__What to work on__
Each line of the data that includes the string "corner" is to be copied out.

__Data shown__
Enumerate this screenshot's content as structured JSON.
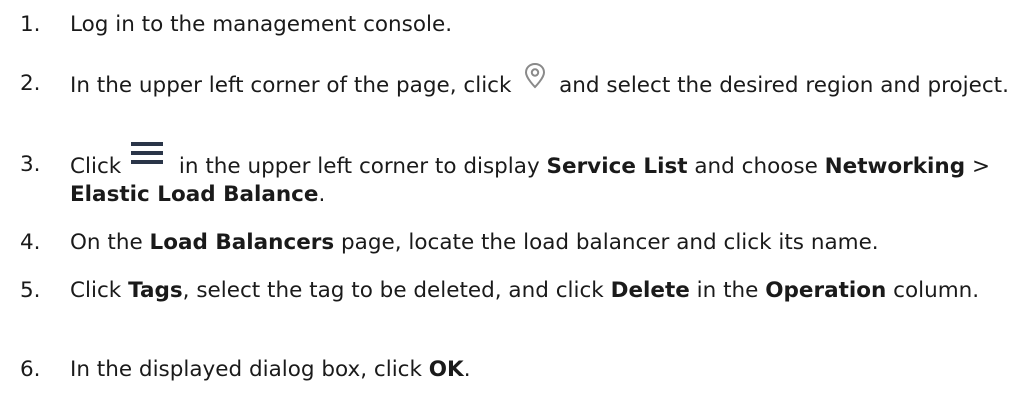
{
  "steps": [
    {
      "number": "1.",
      "text": "Log in to the management console."
    },
    {
      "number": "2.",
      "pre": "In the upper left corner of the page, click ",
      "icon": "location-pin-icon",
      "post": " and select the desired region and project."
    },
    {
      "number": "3.",
      "pre": "Click ",
      "icon": "hamburger-menu-icon",
      "mid": " in the upper left corner to display ",
      "b1": "Service List",
      "mid2": " and choose ",
      "b2": "Networking",
      "mid3": " > ",
      "b3": "Elastic Load Balance",
      "post": "."
    },
    {
      "number": "4.",
      "pre": "On the ",
      "b1": "Load Balancers",
      "post": " page, locate the load balancer and click its name."
    },
    {
      "number": "5.",
      "pre": "Click ",
      "b1": "Tags",
      "mid": ", select the tag to be deleted, and click ",
      "b2": "Delete",
      "mid2": " in the ",
      "b3": "Operation",
      "post": " column."
    },
    {
      "number": "6.",
      "pre": "In the displayed dialog box, click ",
      "b1": "OK",
      "post": "."
    }
  ],
  "colors": {
    "text": "#1a1a1a",
    "pin_icon": "#8a8a8a",
    "menu_icon": "#2a3548"
  }
}
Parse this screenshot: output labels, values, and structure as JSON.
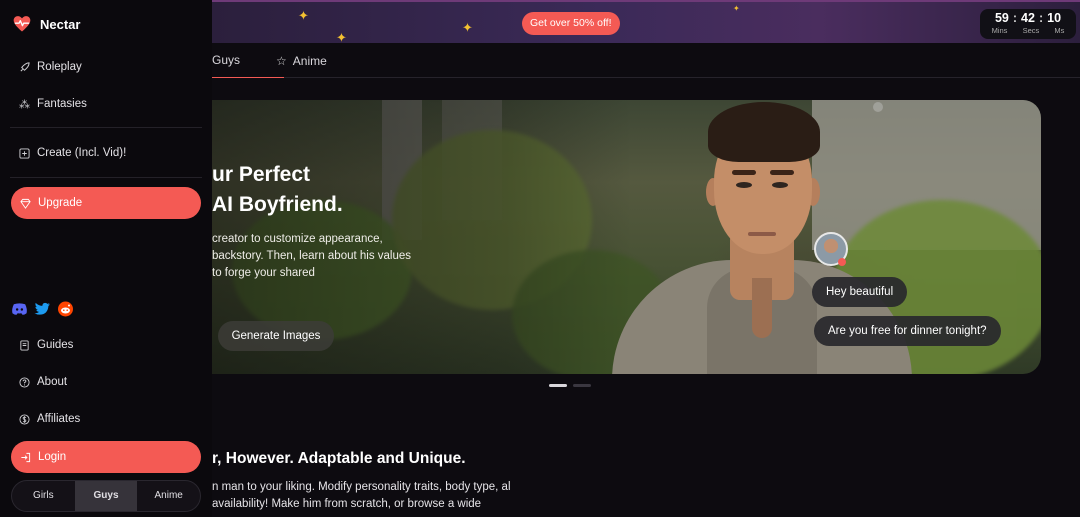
{
  "brand": {
    "name": "Nectar"
  },
  "sidebar": {
    "nav_top": [
      {
        "label": "Roleplay",
        "icon": "rocket-icon"
      },
      {
        "label": "Fantasies",
        "icon": "sparkles-icon"
      }
    ],
    "create": {
      "label": "Create (Incl. Vid)!",
      "icon": "plus-square-icon"
    },
    "upgrade": {
      "label": "Upgrade",
      "icon": "gem-icon"
    },
    "socials": [
      "discord-icon",
      "twitter-icon",
      "reddit-icon"
    ],
    "nav_bottom": [
      {
        "label": "Guides",
        "icon": "book-icon"
      },
      {
        "label": "About",
        "icon": "question-circle-icon"
      },
      {
        "label": "Affiliates",
        "icon": "dollar-circle-icon"
      }
    ],
    "login": {
      "label": "Login",
      "icon": "login-arrow-icon"
    },
    "segment": {
      "options": [
        "Girls",
        "Guys",
        "Anime"
      ],
      "selected": "Guys"
    }
  },
  "promo": {
    "cta": "Get over 50% off!",
    "timer": {
      "minutes": "59",
      "seconds": "42",
      "ms": "10",
      "sep": ":",
      "units": [
        "Mins",
        "Secs",
        "Ms"
      ]
    }
  },
  "tabs": [
    {
      "label": "Guys",
      "active": true
    },
    {
      "label": "Anime",
      "icon": "star-outline-icon",
      "active": false
    }
  ],
  "hero": {
    "title_line1": "ur Perfect",
    "title_line2": "AI Boyfriend.",
    "description": "creator to customize appearance, backstory. Then, learn about his values to forge your shared",
    "button": "Generate Images",
    "chat": [
      "Hey beautiful",
      "Are you free for dinner tonight?"
    ]
  },
  "carousel": {
    "slides": 2,
    "active": 0
  },
  "section": {
    "title": "r, However. Adaptable and Unique.",
    "description": "n man to your liking. Modify personality traits, body type, al availability! Make him from scratch, or browse a wide"
  },
  "colors": {
    "accent": "#f45a54",
    "background": "#0d0b10",
    "sidebar": "#0b090d",
    "star": "#f3c131"
  }
}
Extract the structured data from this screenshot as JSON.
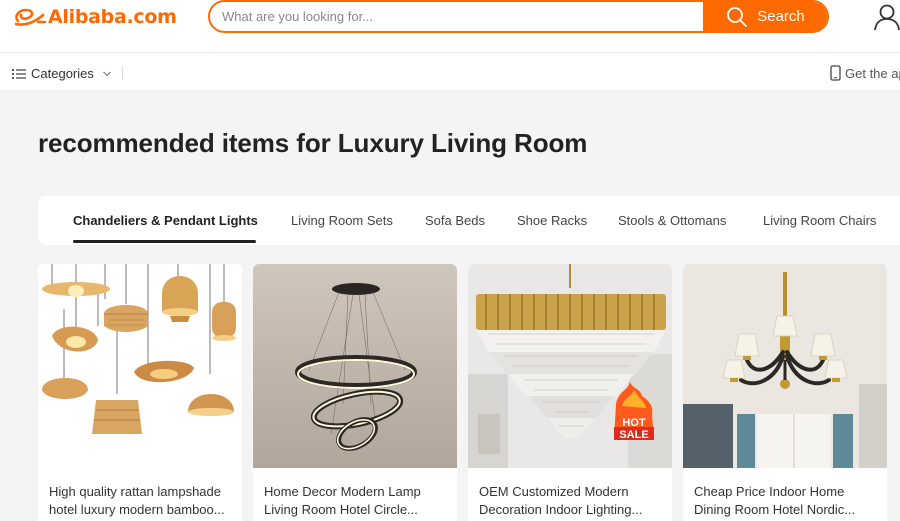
{
  "header": {
    "logo_text": "Alibaba.com",
    "search_placeholder": "What are you looking for...",
    "search_label": "Search",
    "brand_color": "#ff6a00"
  },
  "subnav": {
    "categories_label": "Categories",
    "get_app_label": "Get the ap"
  },
  "page": {
    "title": "recommended items for Luxury Living Room"
  },
  "tabs": [
    {
      "label": "Chandeliers & Pendant Lights",
      "active": true
    },
    {
      "label": "Living Room Sets",
      "active": false
    },
    {
      "label": "Sofa Beds",
      "active": false
    },
    {
      "label": "Shoe Racks",
      "active": false
    },
    {
      "label": "Stools & Ottomans",
      "active": false
    },
    {
      "label": "Living Room Chairs",
      "active": false
    }
  ],
  "products": [
    {
      "title_line1": "High quality rattan lampshade",
      "title_line2": "hotel luxury modern bamboo...",
      "image": "rattan-pendant-lamps-image"
    },
    {
      "title_line1": "Home Decor Modern Lamp",
      "title_line2": "Living Room Hotel Circle...",
      "image": "ring-chandelier-image"
    },
    {
      "title_line1": "OEM Customized Modern",
      "title_line2": "Decoration Indoor Lighting...",
      "image": "crystal-chandelier-image",
      "badge_line1": "HOT",
      "badge_line2": "SALE"
    },
    {
      "title_line1": "Cheap Price Indoor Home",
      "title_line2": "Dining Room Hotel Nordic...",
      "image": "nordic-chandelier-image"
    }
  ]
}
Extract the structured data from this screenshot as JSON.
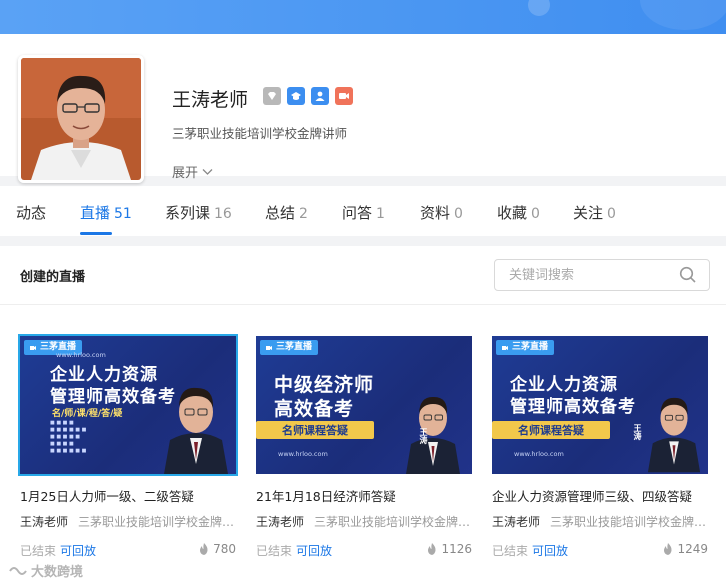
{
  "profile": {
    "name": "王涛老师",
    "subtitle": "三茅职业技能培训学校金牌讲师",
    "expand_label": "展开",
    "badge_colors": [
      "#b8b8b8",
      "#3c8ef0",
      "#3c8ef0",
      "#f0735a"
    ]
  },
  "tabs": [
    {
      "label": "动态",
      "count": ""
    },
    {
      "label": "直播",
      "count": "51"
    },
    {
      "label": "系列课",
      "count": "16"
    },
    {
      "label": "总结",
      "count": "2"
    },
    {
      "label": "问答",
      "count": "1"
    },
    {
      "label": "资料",
      "count": "0"
    },
    {
      "label": "收藏",
      "count": "0"
    },
    {
      "label": "关注",
      "count": "0"
    }
  ],
  "active_tab": "直播",
  "section": {
    "title": "创建的直播",
    "search_placeholder": "关键词搜索"
  },
  "cards": [
    {
      "tag": "三茅直播",
      "url": "www.hrloo.com",
      "poster_line1": "企业人力资源",
      "poster_line2": "管理师高效备考",
      "poster_sub": "名/师/课/程/答/疑",
      "title": "1月25日人力师一级、二级答疑",
      "teacher": "王涛老师",
      "school": "三茅职业技能培训学校金牌讲师",
      "status": "已结束",
      "replay": "可回放",
      "views": "780"
    },
    {
      "tag": "三茅直播",
      "url": "www.hrloo.com",
      "poster_line1": "中级经济师",
      "poster_line2": "高效备考",
      "poster_sub": "名师课程答疑",
      "poster_name": "王涛",
      "title": "21年1月18日经济师答疑",
      "teacher": "王涛老师",
      "school": "三茅职业技能培训学校金牌讲师",
      "status": "已结束",
      "replay": "可回放",
      "views": "1126"
    },
    {
      "tag": "三茅直播",
      "url": "www.hrloo.com",
      "poster_line1": "企业人力资源",
      "poster_line2": "管理师高效备考",
      "poster_sub": "名师课程答疑",
      "poster_name": "王涛",
      "title": "企业人力资源管理师三级、四级答疑",
      "teacher": "王涛老师",
      "school": "三茅职业技能培训学校金牌讲师",
      "status": "已结束",
      "replay": "可回放",
      "views": "1249"
    }
  ],
  "watermark": "大数跨境"
}
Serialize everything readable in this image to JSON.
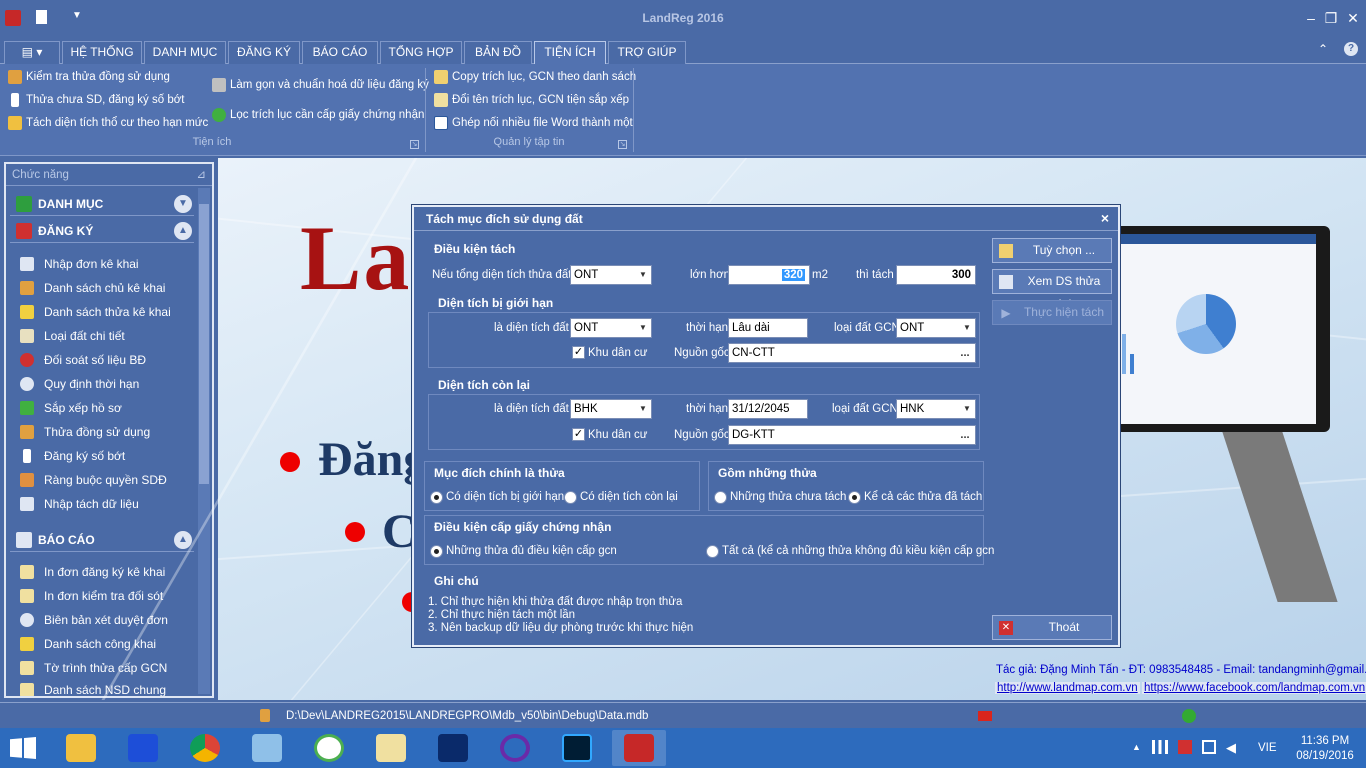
{
  "app": {
    "title": "LandReg 2016"
  },
  "tabs": [
    {
      "label": "HỆ THỐNG"
    },
    {
      "label": "DANH MỤC"
    },
    {
      "label": "ĐĂNG KÝ"
    },
    {
      "label": "BÁO CÁO"
    },
    {
      "label": "TỔNG HỢP"
    },
    {
      "label": "BẢN ĐỒ"
    },
    {
      "label": "TIỆN ÍCH"
    },
    {
      "label": "TRỢ GIÚP"
    }
  ],
  "ribbon": {
    "items": [
      "Kiểm tra thửa đồng sử dụng",
      "Thửa chưa SD, đăng ký số bớt",
      "Tách diện tích thổ cư theo hạn mức",
      "Làm gọn và chuẩn hoá dữ liệu đăng ký",
      "Lọc trích lục cần cấp giấy chứng nhận",
      "Copy trích lục, GCN theo danh sách",
      "Đổi tên trích lục, GCN tiện sắp xếp",
      "Ghép nối nhiều file Word thành một"
    ],
    "groups": [
      "Tiện ích",
      "Quản lý tập tin"
    ]
  },
  "leftpanel": {
    "title": "Chức năng",
    "categories": [
      "DANH MỤC",
      "ĐĂNG KÝ",
      "BÁO CÁO"
    ],
    "dangky_items": [
      "Nhập đơn kê khai",
      "Danh sách chủ kê khai",
      "Danh sách thửa kê khai",
      "Loại đất chi tiết",
      "Đối soát số liệu BĐ",
      "Quy định thời hạn",
      "Sắp xếp hồ sơ",
      "Thửa đồng sử dụng",
      "Đăng ký số bớt",
      "Ràng buộc quyền SDĐ",
      "Nhập tách dữ liệu"
    ],
    "baocao_items": [
      "In đơn đăng ký kê khai",
      "In đơn kiểm tra đối sót",
      "Biên bản xét duyệt đơn",
      "Danh sách công khai",
      "Tờ trình thửa cấp GCN",
      "Danh sách NSD chung"
    ]
  },
  "background": {
    "title": "La",
    "line1": "Đăng",
    "line2": "C"
  },
  "dialog": {
    "title": "Tách mục đích sử dụng đất",
    "close": "×",
    "sec1": "Điều kiện tách",
    "if_total_label": "Nếu tổng diện tích thửa đất",
    "if_total_value": "ONT",
    "greater_label": "lớn hơn",
    "greater_value": "320",
    "unit": "m2",
    "then_label": "thì tách",
    "then_value": "300",
    "sec2": "Diện tích bị giới hạn",
    "limited": {
      "area_label": "là diện tích đất",
      "area_value": "ONT",
      "term_label": "thời hạn",
      "term_value": "Lâu dài",
      "gcn_label": "loại đất GCN",
      "gcn_value": "ONT",
      "residential_label": "Khu dân cư",
      "origin_label": "Nguồn gốc",
      "origin_value": "CN-CTT"
    },
    "sec3": "Diện tích còn lại",
    "remain": {
      "area_label": "là diện tích đất",
      "area_value": "BHK",
      "term_label": "thời hạn",
      "term_value": "31/12/2045",
      "gcn_label": "loại đất GCN",
      "gcn_value": "HNK",
      "residential_label": "Khu dân cư",
      "origin_label": "Nguồn gốc",
      "origin_value": "DG-KTT"
    },
    "sec4": "Mục đích chính là thửa",
    "main_opt1": "Có diện tích bị giới hạn",
    "main_opt2": "Có diện tích còn lại",
    "sec5": "Gồm những thửa",
    "incl_opt1": "Những thửa chưa tách",
    "incl_opt2": "Kể cả các thửa đã tách",
    "sec6": "Điều kiện cấp giấy chứng nhận",
    "cond_opt1": "Những thửa đủ điều kiện cấp gcn",
    "cond_opt2": "Tất cả (kể cả những thửa không đủ kiều kiện cấp gcn",
    "sec7": "Ghi chú",
    "notes": [
      "1. Chỉ thực hiện khi thửa đất được nhập trọn thửa",
      "2. Chỉ thực hiện tách một lần",
      "3. Nên backup dữ liệu dự phòng trước khi thực hiện"
    ],
    "btn_options": "Tuỳ chọn ...",
    "btn_view": "Xem DS thửa tách",
    "btn_run": "Thực hiện tách",
    "btn_exit": "Thoát",
    "ellipsis": "..."
  },
  "credits": {
    "author": "Tác giả: Đặng Minh Tấn - ĐT: 0983548485 - Email: tandangminh@gmail.com",
    "link1": "http://www.landmap.com.vn",
    "link2": "https://www.facebook.com/landmap.com.vn"
  },
  "status": {
    "path": "D:\\Dev\\LANDREG2015\\LANDREGPRO\\Mdb_v50\\bin\\Debug\\Data.mdb"
  },
  "taskbar": {
    "lang": "VIE",
    "time": "11:36 PM",
    "date": "08/19/2016"
  },
  "colors": {
    "window": "#4a6aa6",
    "ribbon": "#5272b0",
    "brand_red": "#a71212",
    "taskbar": "#2d6bbd"
  }
}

__Solution to this problem__
      "pre": "In the upper left corner of the page, click ",
      "mid": " in the upper left corner to display ",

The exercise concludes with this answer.